Whilst working as a teacher at Eurosur, I had three days of the week free. I had thought about working in a hostel prior to coming to Paraguay. I had researched it extensively when I was in Argentina but nothing came of it. So, when I was told that there was a vacancy at Colonial Hostel, I jumped at the chance. I had stayed in this hostel when I first arrived in Encarnacion and it didn’t take me very long to start living there. Yes, it is a hostel, but I felt at ease and at home in it. I shared my dorm room with another guy, Sam, from Finland and he too had stayed at the hostel for a long time. I got along well with the staff – Marc, from Switzerland and Leroi, a local and knew the owner, Gladys.
I was conscious of my limited Spanish but also felt that by working in the hostel, it would improve. Thankfully Gladys gave me the job on the bases that I would improve my Spanish and in turn help others with their English. I worked seven in the evening until seven in the morning each day and got one day off each week provided I could find someone to cover me. I had never worked a twelve hour shift before and I had never worked in a hostel before so it was quite the experience.
Most days were fine, I was able to converse with backpackers, book them in and keep the system up-to-date. Friday nights however were another ball game as most backpackers would go out. Some would come back at three in the morning others at five. I remember there was one Friday night that I didn’t sleep. We hosted a music concert at the hostel and whilst the music finished at three, people continued to drink until gone five. At half six most people had left so I could lock up. I set up for breakfast, showered and set off to teach my class at half seven. This was the first time I worked a fifteen hour day and have to say, it wasn’t half bad.

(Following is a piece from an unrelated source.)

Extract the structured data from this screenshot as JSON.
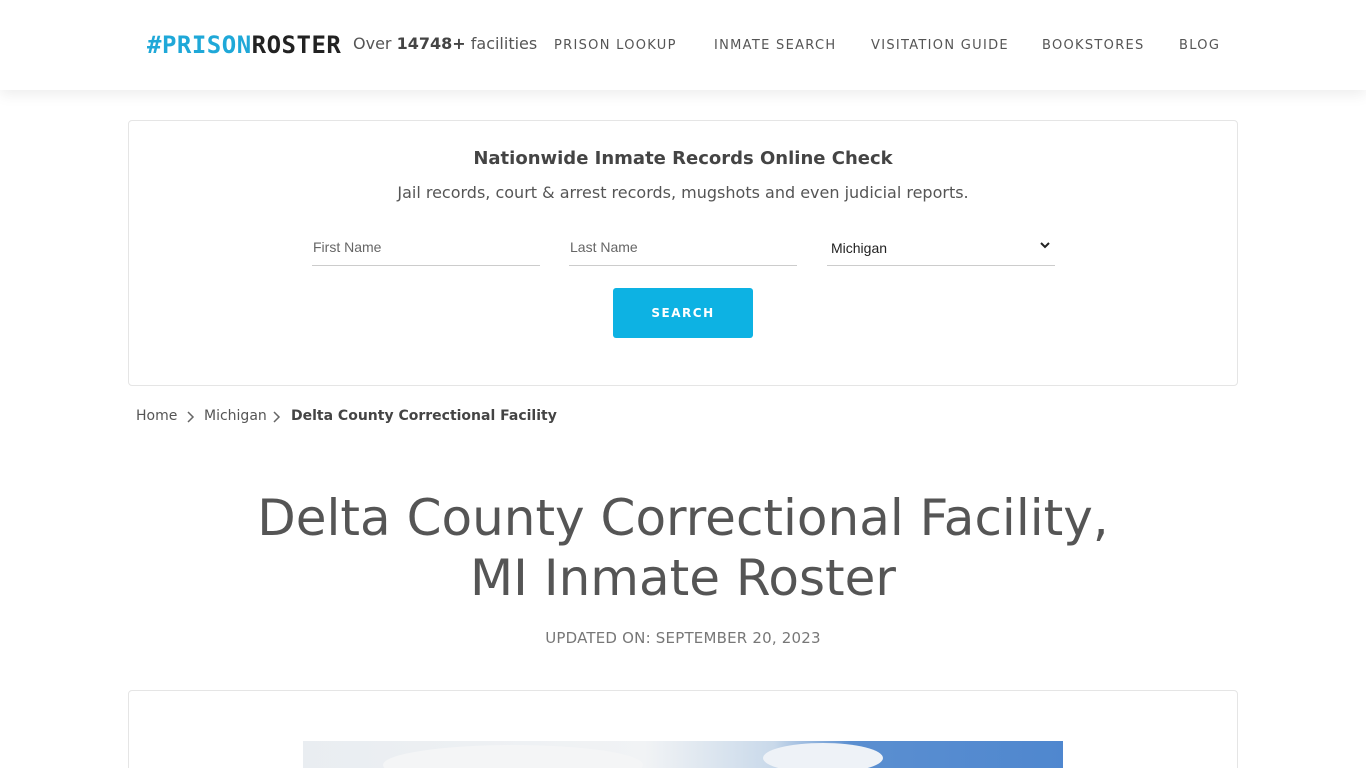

Some days were pretty quiet with a only a few backpackers. I learnt the word for towel, soup and ice cream after a while. I was able to answer the phone and take messages which was also something. I met some interesting backpackers, some wanting to travel through Argentina others wanted to head to Bolivia. I met a German backpacker who had been travelling for the last seven years, going around the world on his bicycle. Another German friend and Russian joined him in Encarnacion and they were going to head to Posadas. I met a Australia guy who had been travelling for several years on his motorcycle with her German partner. Most people that stayed at the hostel, stayed for a few nights and then moved on.
I worked here for just over a month and what an experience. It wasn’t as daunting or as hard as I thought it would be. I managed to speak enough Spanish to get by and thankfully no dissatisfied backpackers! Sure, I could have stayed on longer but working everyday at the hostel and teaching meant there was little tight for me to do much else. It was good for the money and the experience but it’s not something I would do for three months say. So, for you backpackers looking to make some money, consider working or helping out at a hostel. In return they will let you stay for free and may even provide breakfast. It is great way to make or save money and to meet other backpackers.